When the user searches for “white dress” in the search bar, they see a list of white dresses popularly searched for (Fig 2a). This section increases discoverability and helps the user in narrowing down the number of items for a particular category thus making it more convenient for the user to go ahead in the process. When the user clicks on “Search” in the top right corner, the app provides feedback by redirecting the user onto the next screen where the filter “color-white” is already applied (Fig 2b). This is Shein’s way to deal with mapping content after filtering. There is also a back arrow that signifies that the user can go back to the previous page. Shein enforces constraints to prevent users from adding products that are out of stock or have limited supply to the cart (Fig 2c). Although Shein accomplishes that, it will be a better practice to provide the user with a specific feedback, like an animation, in the event that they attempt to add more items than are now in stock.
3. EXECUTE – User adds item to the cart & places the order
Now when the user adds the dress to the cart, the app provides appropriate animation feedback showcasing that the item has been added to the cart.
On the checkout page, the user can place the order by clicking on “Place Order” button which acts as a signifier.
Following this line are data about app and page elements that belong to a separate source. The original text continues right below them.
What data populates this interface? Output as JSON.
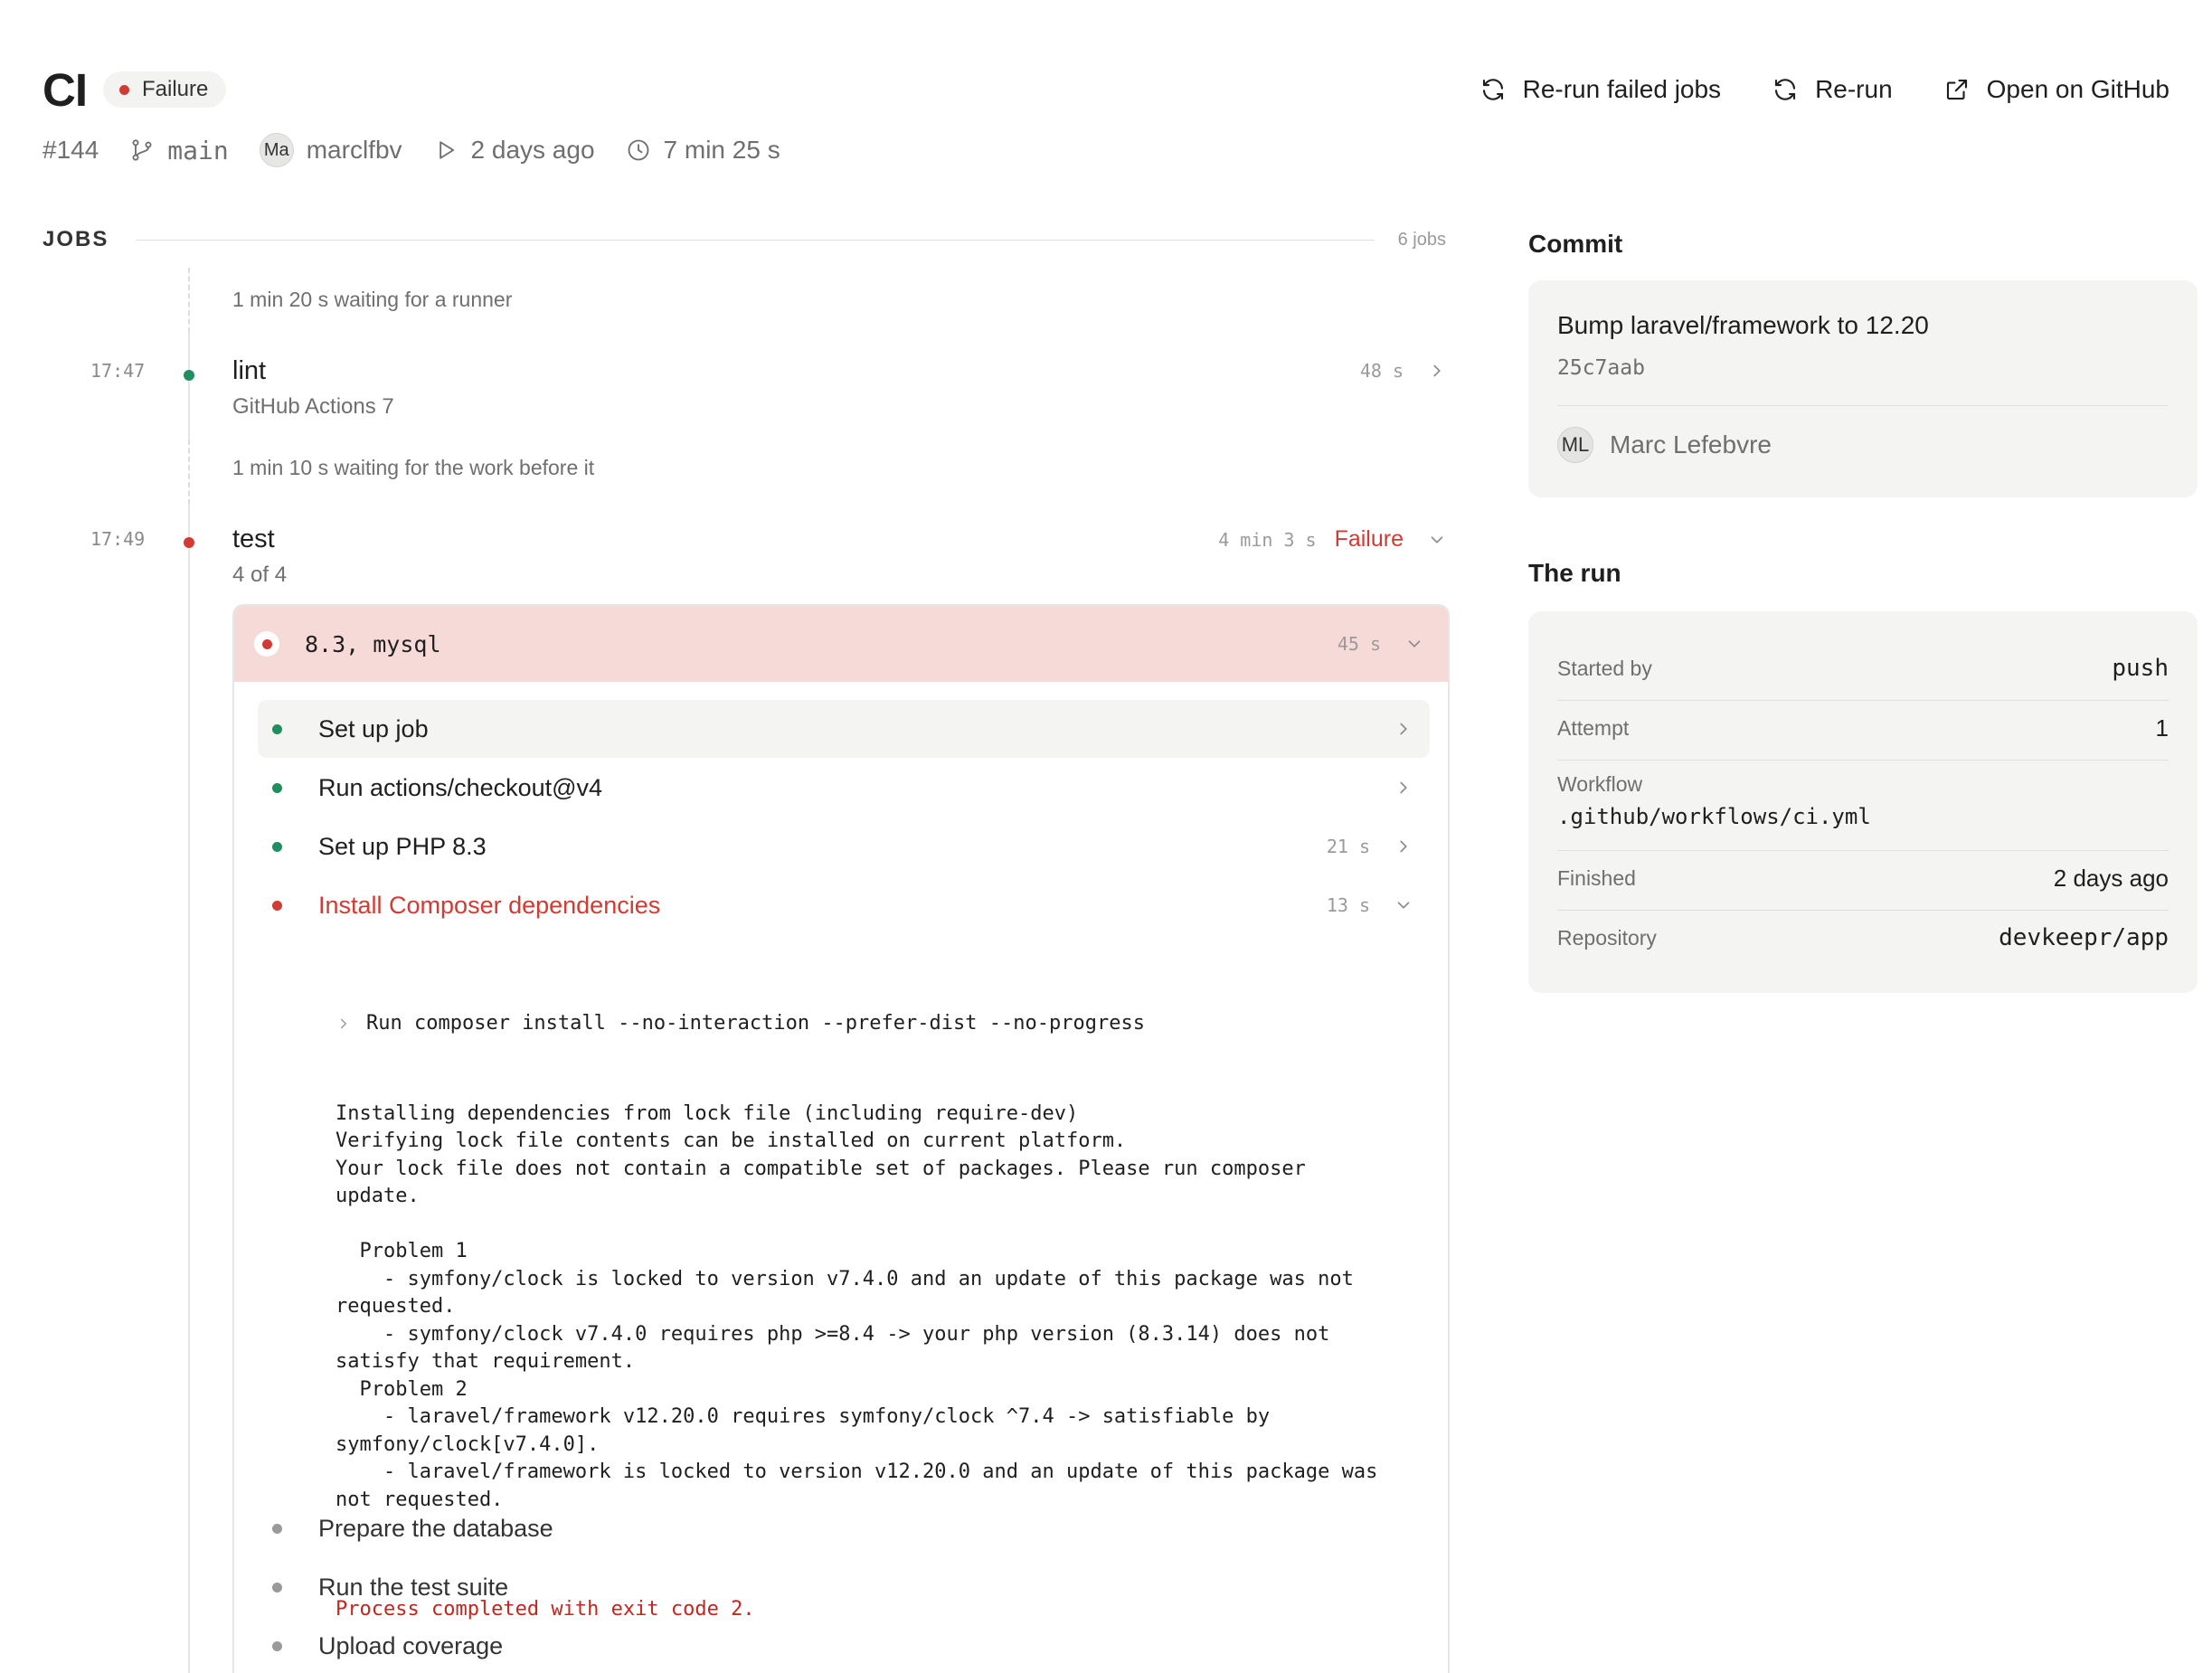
{
  "workflow": {
    "title": "CI",
    "status": "Failure",
    "run_number": "#144",
    "branch": "main",
    "actor_initials": "Ma",
    "actor": "marclfbv",
    "started": "2 days ago",
    "duration": "7 min 25 s"
  },
  "actions": {
    "rerun_failed": "Re-run failed jobs",
    "rerun": "Re-run",
    "open_github": "Open on GitHub"
  },
  "jobs": {
    "label": "JOBS",
    "count": "6 jobs",
    "wait1": "1 min 20 s waiting for a runner",
    "wait2": "1 min 10 s waiting for the work before it",
    "items": [
      {
        "time": "17:47",
        "name": "lint",
        "sub": "GitHub Actions 7",
        "duration": "48 s",
        "status": "success"
      },
      {
        "time": "17:49",
        "name": "test",
        "sub": "4 of 4",
        "duration": "4 min 3 s",
        "status": "Failure"
      }
    ]
  },
  "matrix": {
    "title": "8.3, mysql",
    "duration": "45 s",
    "steps": [
      {
        "name": "Set up job",
        "duration": "",
        "status": "success"
      },
      {
        "name": "Run actions/checkout@v4",
        "duration": "",
        "status": "success"
      },
      {
        "name": "Set up PHP 8.3",
        "duration": "21 s",
        "status": "success"
      },
      {
        "name": "Install Composer dependencies",
        "duration": "13 s",
        "status": "failure"
      },
      {
        "name": "Prepare the database",
        "duration": "",
        "status": "pending"
      },
      {
        "name": "Run the test suite",
        "duration": "",
        "status": "pending"
      },
      {
        "name": "Upload coverage",
        "duration": "",
        "status": "pending"
      }
    ]
  },
  "log": {
    "command": "Run composer install --no-interaction --prefer-dist --no-progress",
    "body": "Installing dependencies from lock file (including require-dev)\nVerifying lock file contents can be installed on current platform.\nYour lock file does not contain a compatible set of packages. Please run composer\nupdate.\n\n  Problem 1\n    - symfony/clock is locked to version v7.4.0 and an update of this package was not\nrequested.\n    - symfony/clock v7.4.0 requires php >=8.4 -> your php version (8.3.14) does not\nsatisfy that requirement.\n  Problem 2\n    - laravel/framework v12.20.0 requires symfony/clock ^7.4 -> satisfiable by\nsymfony/clock[v7.4.0].\n    - laravel/framework is locked to version v12.20.0 and an update of this package was\nnot requested.",
    "exit": "Process completed with exit code 2."
  },
  "commit": {
    "heading": "Commit",
    "message": "Bump laravel/framework to 12.20",
    "sha": "25c7aab",
    "author_initials": "ML",
    "author": "Marc Lefebvre"
  },
  "run": {
    "heading": "The run",
    "started_by_label": "Started by",
    "started_by": "push",
    "attempt_label": "Attempt",
    "attempt": "1",
    "workflow_label": "Workflow",
    "workflow": ".github/workflows/ci.yml",
    "finished_label": "Finished",
    "finished": "2 days ago",
    "repository_label": "Repository",
    "repository": "devkeepr/app"
  },
  "colors": {
    "failure": "#d23a33",
    "success": "#1f8f5f",
    "pending": "#9a9a9a",
    "failure_bg": "#f6dad8"
  },
  "icons": [
    "refresh-icon",
    "external-link-icon",
    "branch-icon",
    "play-icon",
    "clock-icon",
    "chevron-right-icon",
    "chevron-down-icon"
  ]
}
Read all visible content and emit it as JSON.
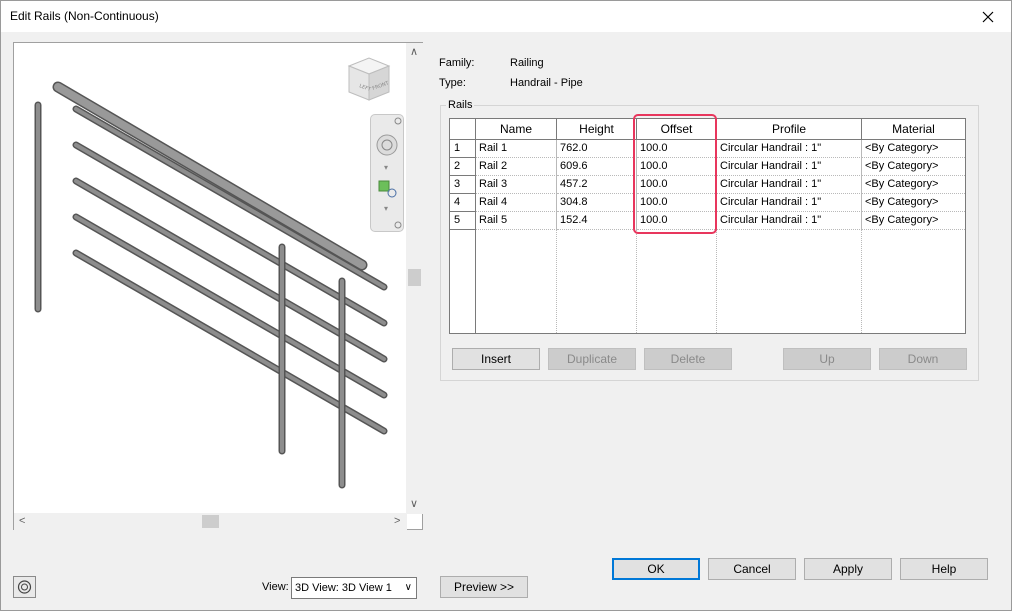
{
  "window": {
    "title": "Edit Rails (Non-Continuous)"
  },
  "info": {
    "family_label": "Family:",
    "family_value": "Railing",
    "type_label": "Type:",
    "type_value": "Handrail - Pipe",
    "group_label": "Rails"
  },
  "table": {
    "columns": [
      "Name",
      "Height",
      "Offset",
      "Profile",
      "Material"
    ],
    "rows": [
      {
        "num": "1",
        "name": "Rail 1",
        "height": "762.0",
        "offset": "100.0",
        "profile": "Circular Handrail : 1\"",
        "material": "<By Category>"
      },
      {
        "num": "2",
        "name": "Rail 2",
        "height": "609.6",
        "offset": "100.0",
        "profile": "Circular Handrail : 1\"",
        "material": "<By Category>"
      },
      {
        "num": "3",
        "name": "Rail 3",
        "height": "457.2",
        "offset": "100.0",
        "profile": "Circular Handrail : 1\"",
        "material": "<By Category>"
      },
      {
        "num": "4",
        "name": "Rail 4",
        "height": "304.8",
        "offset": "100.0",
        "profile": "Circular Handrail : 1\"",
        "material": "<By Category>"
      },
      {
        "num": "5",
        "name": "Rail 5",
        "height": "152.4",
        "offset": "100.0",
        "profile": "Circular Handrail : 1\"",
        "material": "<By Category>"
      }
    ]
  },
  "table_buttons": {
    "insert": "Insert",
    "duplicate": "Duplicate",
    "delete": "Delete",
    "up": "Up",
    "down": "Down"
  },
  "preview": {
    "view_label": "View:",
    "view_value": "3D View: 3D View 1",
    "preview_button": "Preview >>",
    "cube_left": "LEFT",
    "cube_front": "FRONT"
  },
  "footer": {
    "ok": "OK",
    "cancel": "Cancel",
    "apply": "Apply",
    "help": "Help"
  },
  "colors": {
    "highlight": "#e8365d",
    "rail": "#7d7d7d"
  },
  "icons": [
    "close-icon",
    "steering-wheel-icon",
    "zoom-icon",
    "orbit-icon"
  ]
}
After the order is placed, the user receives an email which acts as a feedback to placing an order (Fig 3a).
But what if the user wants to delete a particular item or add more of it? There is no provision on the checkout page to do so. Here is a solution for the same (Fig 3b). Incase the user wants to add or remove a product, they can simply click ‘+’ or ‘-’ on either side of the mentioned quantity. The user can also click on the ‘delete icon’ on the top right corner of the image to remove that product completely from the cart. These added affordances will make it convenient for the user to take the required steps and not make them feel helpless as such features are a part of the user’s learnt behavior.
GULF OF EVALUATION
The Gulf of Evaluation, a concept from Don Norman’s principles of design, refers to the cognitive effort a user must make to understand system status, feedback, and how to interpret the information presented. In context of Shein app, we have seen multiple examples where this theory works very well. The app has good discoverability of features, mapping is done well, affordances are clear, signifiers are logical, constraints are specified and feedback is instant. Overall, the app has a good Conceptual Model as per Don Norman’s principles and stages of actions. But not to forget, any application always has the scope to better itself for incremental growth and success.